* **WHAT IS BEING ASKED**:
Below are records; report how many of their lines contain the word "region", giving only the number.

'''

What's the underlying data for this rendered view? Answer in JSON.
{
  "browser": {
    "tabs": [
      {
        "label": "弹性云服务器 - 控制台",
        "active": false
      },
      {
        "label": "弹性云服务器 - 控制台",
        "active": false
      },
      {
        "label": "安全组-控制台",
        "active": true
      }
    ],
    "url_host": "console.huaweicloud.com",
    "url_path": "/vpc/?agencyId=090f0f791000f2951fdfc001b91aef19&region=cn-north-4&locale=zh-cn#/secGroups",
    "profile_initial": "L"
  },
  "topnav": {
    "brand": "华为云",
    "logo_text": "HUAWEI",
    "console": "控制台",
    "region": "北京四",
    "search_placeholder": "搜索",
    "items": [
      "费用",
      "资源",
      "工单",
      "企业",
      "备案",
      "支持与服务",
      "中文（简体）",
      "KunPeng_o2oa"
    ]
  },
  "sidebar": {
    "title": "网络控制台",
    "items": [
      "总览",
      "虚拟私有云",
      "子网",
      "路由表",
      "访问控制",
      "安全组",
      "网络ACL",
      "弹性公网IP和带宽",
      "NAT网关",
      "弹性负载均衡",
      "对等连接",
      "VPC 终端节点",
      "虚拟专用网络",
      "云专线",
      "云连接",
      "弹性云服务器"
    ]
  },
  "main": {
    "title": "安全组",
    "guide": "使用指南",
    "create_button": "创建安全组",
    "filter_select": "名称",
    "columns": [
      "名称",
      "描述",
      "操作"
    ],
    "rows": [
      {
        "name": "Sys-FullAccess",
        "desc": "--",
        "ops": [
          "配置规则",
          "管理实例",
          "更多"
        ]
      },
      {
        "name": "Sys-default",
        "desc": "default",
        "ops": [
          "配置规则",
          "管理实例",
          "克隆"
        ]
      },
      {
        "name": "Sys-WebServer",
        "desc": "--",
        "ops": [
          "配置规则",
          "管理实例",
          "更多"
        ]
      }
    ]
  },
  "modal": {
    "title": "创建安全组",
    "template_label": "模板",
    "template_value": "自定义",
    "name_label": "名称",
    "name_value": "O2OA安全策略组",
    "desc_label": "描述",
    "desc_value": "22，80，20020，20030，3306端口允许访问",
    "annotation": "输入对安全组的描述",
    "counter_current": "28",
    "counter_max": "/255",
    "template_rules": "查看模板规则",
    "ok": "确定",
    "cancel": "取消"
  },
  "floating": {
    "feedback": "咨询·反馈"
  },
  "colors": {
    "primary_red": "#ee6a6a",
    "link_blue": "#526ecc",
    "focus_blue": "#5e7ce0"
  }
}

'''

* **YOUR RESPONSE**:
2